> _Entries supplied_:
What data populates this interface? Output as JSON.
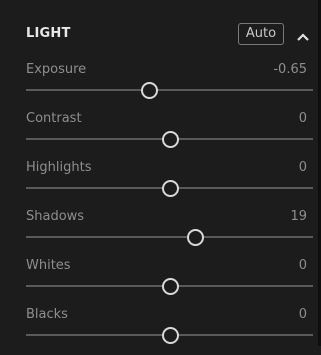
{
  "panel": {
    "title": "LIGHT",
    "auto_label": "Auto",
    "collapse_icon": "chevron-up-icon"
  },
  "sliders": [
    {
      "label": "Exposure",
      "value": "-0.65",
      "position": 0.43
    },
    {
      "label": "Contrast",
      "value": "0",
      "position": 0.5
    },
    {
      "label": "Highlights",
      "value": "0",
      "position": 0.5
    },
    {
      "label": "Shadows",
      "value": "19",
      "position": 0.59
    },
    {
      "label": "Whites",
      "value": "0",
      "position": 0.5
    },
    {
      "label": "Blacks",
      "value": "0",
      "position": 0.5
    }
  ],
  "colors": {
    "background": "#1c1c1c",
    "track": "#5a5a5a",
    "thumb_border": "#d8d8d8"
  }
}
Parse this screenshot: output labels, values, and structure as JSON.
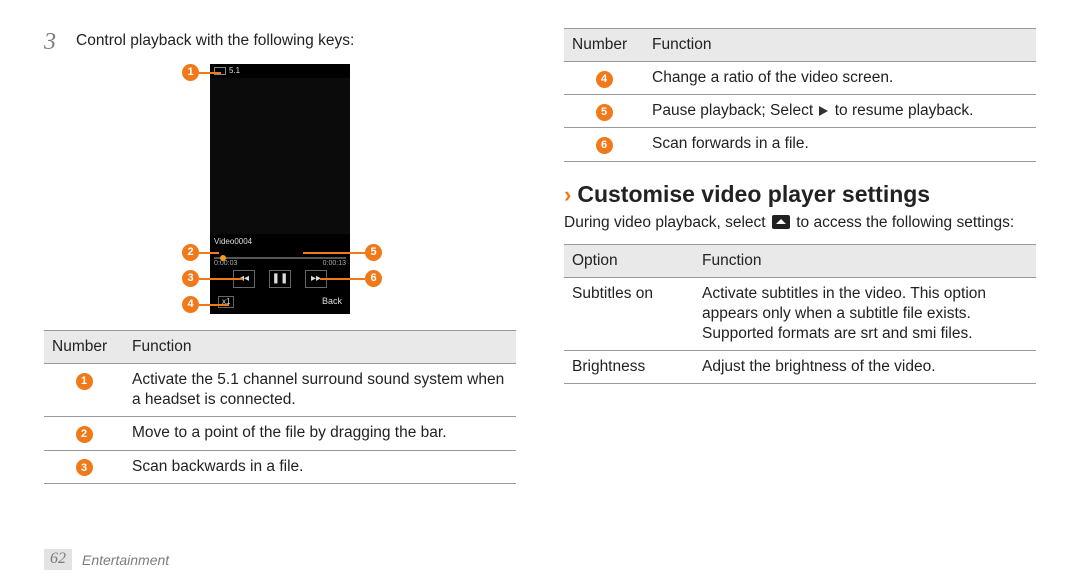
{
  "step": {
    "number": "3",
    "text": "Control playback with the following keys:"
  },
  "phone": {
    "status_51": "5.1",
    "video_title": "Video0004",
    "time_start": "0:00:03",
    "time_end": "0:00:13",
    "btn_rew": "◂◂",
    "btn_pause": "❚❚",
    "btn_ff": "▸▸",
    "ratio": "x1",
    "back": "Back"
  },
  "badges": {
    "b1": "1",
    "b2": "2",
    "b3": "3",
    "b4": "4",
    "b5": "5",
    "b6": "6"
  },
  "table_left": {
    "h1": "Number",
    "h2": "Function",
    "rows": [
      {
        "n": "1",
        "f": "Activate the 5.1 channel surround sound system when a headset is connected."
      },
      {
        "n": "2",
        "f": "Move to a point of the file by dragging the bar."
      },
      {
        "n": "3",
        "f": "Scan backwards in a file."
      }
    ]
  },
  "table_right1": {
    "h1": "Number",
    "h2": "Function",
    "rows": [
      {
        "n": "4",
        "f": "Change a ratio of the video screen."
      },
      {
        "n": "5",
        "f_pre": "Pause playback; Select ",
        "f_post": " to resume playback."
      },
      {
        "n": "6",
        "f": "Scan forwards in a file."
      }
    ]
  },
  "heading2": "Customise video player settings",
  "settings_line_pre": "During video playback, select ",
  "settings_line_post": " to access the following settings:",
  "table_right2": {
    "h1": "Option",
    "h2": "Function",
    "rows": [
      {
        "o": "Subtitles on",
        "f": "Activate subtitles in the video. This option appears only when a subtitle file exists. Supported formats are srt and smi files."
      },
      {
        "o": "Brightness",
        "f": "Adjust the brightness of the video."
      }
    ]
  },
  "footer": {
    "page": "62",
    "section": "Entertainment"
  }
}
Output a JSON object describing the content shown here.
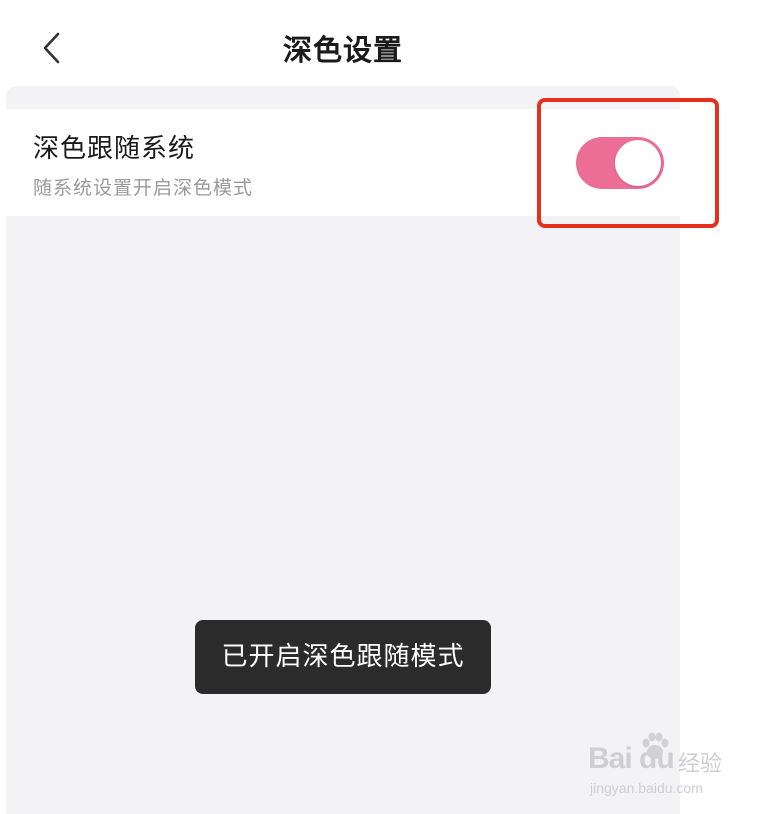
{
  "header": {
    "title": "深色设置",
    "back_icon": "chevron-left-icon"
  },
  "setting": {
    "title": "深色跟随系统",
    "subtitle": "随系统设置开启深色模式",
    "toggle_state": "on",
    "toggle_color": "#ec6d96"
  },
  "toast": {
    "message": "已开启深色跟随模式"
  },
  "annotation": {
    "color": "#e6301f"
  },
  "watermark": {
    "logo": "Bai du",
    "label": "经验",
    "url": "jingyan.baidu.com"
  }
}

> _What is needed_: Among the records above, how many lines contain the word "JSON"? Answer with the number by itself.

> _Exercise result_: 3